## Exercise details
All lines with the word "icon" in the material below are required.

[[ Dataset extract, beginning ]]

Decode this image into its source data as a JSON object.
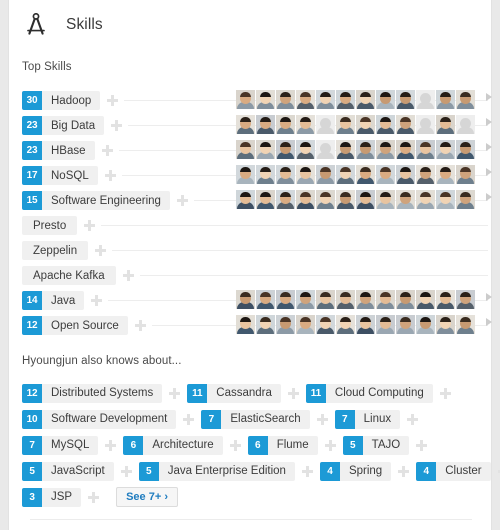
{
  "header": {
    "icon": "compass-icon",
    "title": "Skills"
  },
  "sections": {
    "top_skills_label": "Top Skills",
    "also_knows_label": "Hyoungjun also knows about..."
  },
  "colors": {
    "count_badge": "#1c9ad6",
    "chip_background": "#f0f0f0",
    "link": "#1f7cbf",
    "page_background": "#e9e9e9",
    "card_background": "#ffffff"
  },
  "top_skills": [
    {
      "count": "30",
      "name": "Hadoop",
      "endorsers": 12
    },
    {
      "count": "23",
      "name": "Big Data",
      "endorsers": 12
    },
    {
      "count": "23",
      "name": "HBase",
      "endorsers": 12
    },
    {
      "count": "17",
      "name": "NoSQL",
      "endorsers": 12
    },
    {
      "count": "15",
      "name": "Software Engineering",
      "endorsers": 12
    },
    {
      "count": "",
      "name": "Presto",
      "endorsers": 0
    },
    {
      "count": "",
      "name": "Zeppelin",
      "endorsers": 0
    },
    {
      "count": "",
      "name": "Apache Kafka",
      "endorsers": 0
    },
    {
      "count": "14",
      "name": "Java",
      "endorsers": 12
    },
    {
      "count": "12",
      "name": "Open Source",
      "endorsers": 12
    }
  ],
  "also_knows": [
    [
      {
        "count": "12",
        "name": "Distributed Systems"
      },
      {
        "count": "11",
        "name": "Cassandra"
      },
      {
        "count": "11",
        "name": "Cloud Computing"
      }
    ],
    [
      {
        "count": "10",
        "name": "Software Development"
      },
      {
        "count": "7",
        "name": "ElasticSearch"
      },
      {
        "count": "7",
        "name": "Linux"
      }
    ],
    [
      {
        "count": "7",
        "name": "MySQL"
      },
      {
        "count": "6",
        "name": "Architecture"
      },
      {
        "count": "6",
        "name": "Flume"
      },
      {
        "count": "5",
        "name": "TAJO"
      }
    ],
    [
      {
        "count": "5",
        "name": "JavaScript"
      },
      {
        "count": "5",
        "name": "Java Enterprise Edition"
      },
      {
        "count": "4",
        "name": "Spring"
      },
      {
        "count": "4",
        "name": "Cluster"
      }
    ],
    [
      {
        "count": "3",
        "name": "JSP"
      }
    ]
  ],
  "see_more_label": "See 7+ ›"
}
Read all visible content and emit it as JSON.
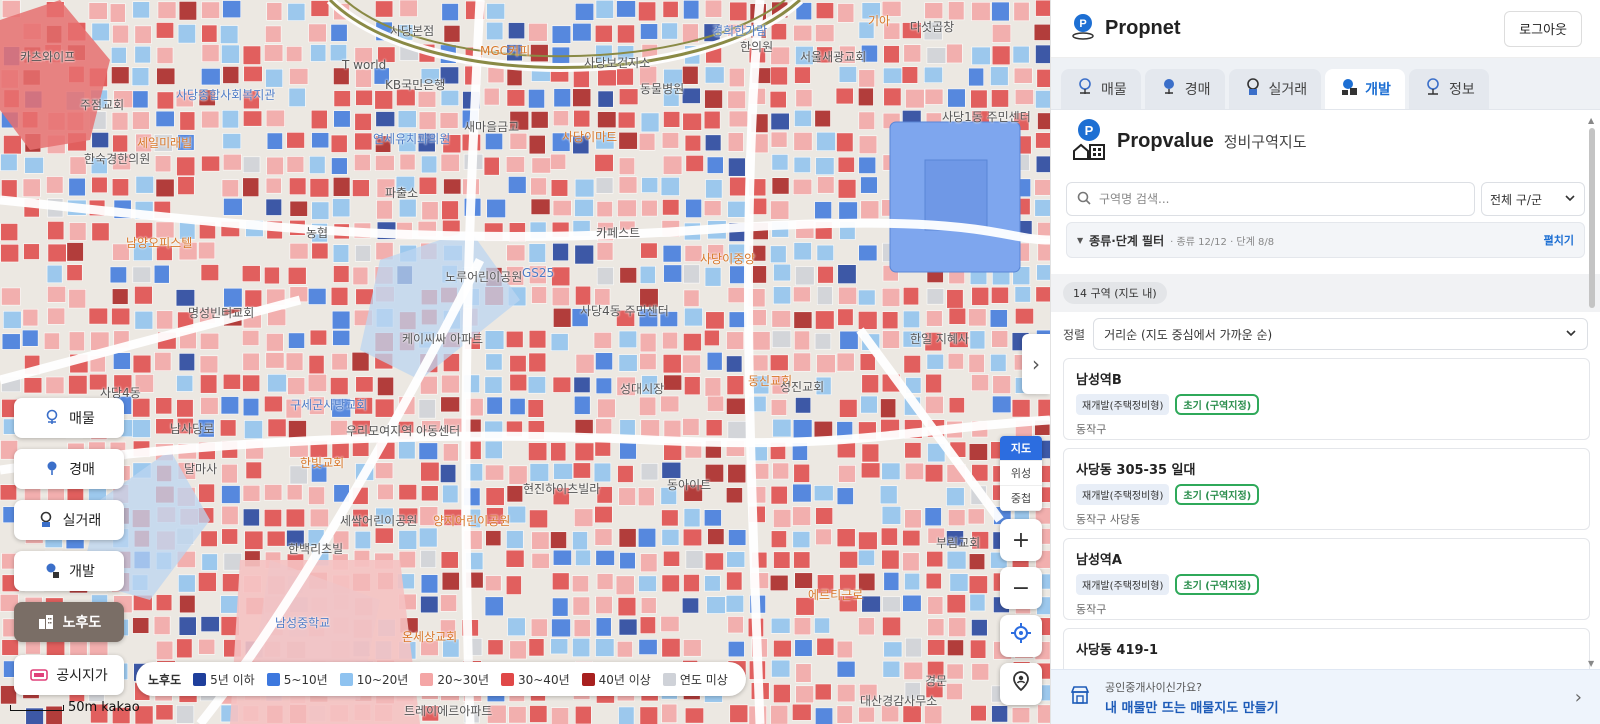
{
  "app": {
    "name": "Propnet",
    "logout_label": "로그아웃"
  },
  "tabs": [
    {
      "label": "매물",
      "icon": "listing-pin-icon"
    },
    {
      "label": "경매",
      "icon": "auction-pin-icon"
    },
    {
      "label": "실거래",
      "icon": "transaction-pin-icon"
    },
    {
      "label": "개발",
      "icon": "development-pin-icon",
      "active": true
    },
    {
      "label": "정보",
      "icon": "info-pin-icon"
    }
  ],
  "propvalue": {
    "name": "Propvalue",
    "subtitle": "정비구역지도",
    "search_placeholder": "구역명 검색...",
    "district_select": "전체 구/군",
    "filter": {
      "title": "종류·단계 필터",
      "summary": "· 종류 12/12 · 단계 8/8",
      "expand_label": "펼치기"
    },
    "count_badge": "14  구역 (지도 내)",
    "sort": {
      "label": "정렬",
      "value": "거리순 (지도 중심에서 가까운 순)"
    },
    "zones": [
      {
        "name": "남성역B",
        "type": "재개발(주택정비형)",
        "stage": "초기 (구역지정)",
        "district": "동작구"
      },
      {
        "name": "사당동 305-35 일대",
        "type": "재개발(주택정비형)",
        "stage": "초기 (구역지정)",
        "district": "동작구 사당동"
      },
      {
        "name": "남성역A",
        "type": "재개발(주택정비형)",
        "stage": "초기 (구역지정)",
        "district": "동작구"
      },
      {
        "name": "사당동 419-1",
        "type": "",
        "stage": "",
        "district": ""
      }
    ]
  },
  "promo": {
    "question": "공인중개사이신가요?",
    "cta": "내 매물만 뜨는 매물지도 만들기"
  },
  "map_controls": {
    "left_buttons": [
      {
        "label": "매물",
        "icon": "listing-pin-icon"
      },
      {
        "label": "경매",
        "icon": "auction-pin-icon"
      },
      {
        "label": "실거래",
        "icon": "transaction-pin-icon"
      },
      {
        "label": "개발",
        "icon": "development-pin-icon"
      },
      {
        "label": "노후도",
        "icon": "building-age-icon",
        "active": true
      },
      {
        "label": "공시지가",
        "icon": "land-price-icon"
      }
    ],
    "map_types": [
      "지도",
      "위성",
      "중첩"
    ],
    "map_type_active": "지도",
    "scale_label": "50m",
    "provider": "kakao"
  },
  "legend": {
    "title": "노후도",
    "items": [
      {
        "label": "5년 이하",
        "color": "#1f3f9c"
      },
      {
        "label": "5~10년",
        "color": "#3d78de"
      },
      {
        "label": "10~20년",
        "color": "#8fc3f0"
      },
      {
        "label": "20~30년",
        "color": "#f4a6a6"
      },
      {
        "label": "30~40년",
        "color": "#e04848"
      },
      {
        "label": "40년 이상",
        "color": "#a8201f"
      },
      {
        "label": "연도 미상",
        "color": "#cfd2d8"
      }
    ]
  },
  "map_labels": [
    "사당본점",
    "MGC커피",
    "사당보건지소",
    "경희한가람",
    "한의원",
    "서울새광교회",
    "기아",
    "다섯곱창",
    "카츠와이프",
    "주점교회",
    "사당종합사회복지관",
    "세일미래빌",
    "T world",
    "KB국민은행",
    "동물병원",
    "새마을금고",
    "사당이마트",
    "연세유치과의원",
    "파출소",
    "사당1동 주민센터",
    "한숙경한의원",
    "남양오피스텔",
    "농협",
    "노루어린이공원",
    "GS25",
    "카페스트",
    "사당이중앙",
    "사당4동 주민센터",
    "성대시장",
    "케이씨싸 아파트",
    "명성빈터교회",
    "동신교회",
    "사당4동",
    "우리모여지역 아동센터",
    "성진교회",
    "남사당로",
    "한빛교회",
    "한일 지혜사",
    "구세군사당교회",
    "달마사",
    "세싹어린이공원",
    "양지어린이공원",
    "한백리츠빌",
    "동아이트",
    "현진하이츠빌라",
    "남성중학교",
    "온세상교회",
    "트레이에르아파트",
    "경문",
    "대산경감사무소",
    "부림교회",
    "에르티근로"
  ]
}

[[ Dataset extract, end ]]

## Task solution
    "icon": "compass-icon",
      "icon": "listing-pin-icon"
      "icon": "auction-pin-icon"
      "icon": "transaction-pin-icon"
      "icon": "development-pin-icon",
      "icon": "info-pin-icon"
        "icon": "listing-pin-icon"
        "icon": "auction-pin-icon"
        "icon": "transaction-pin-icon"
        "icon": "development-pin-icon"
        "icon": "building-age-icon",
        "icon": "land-price-icon"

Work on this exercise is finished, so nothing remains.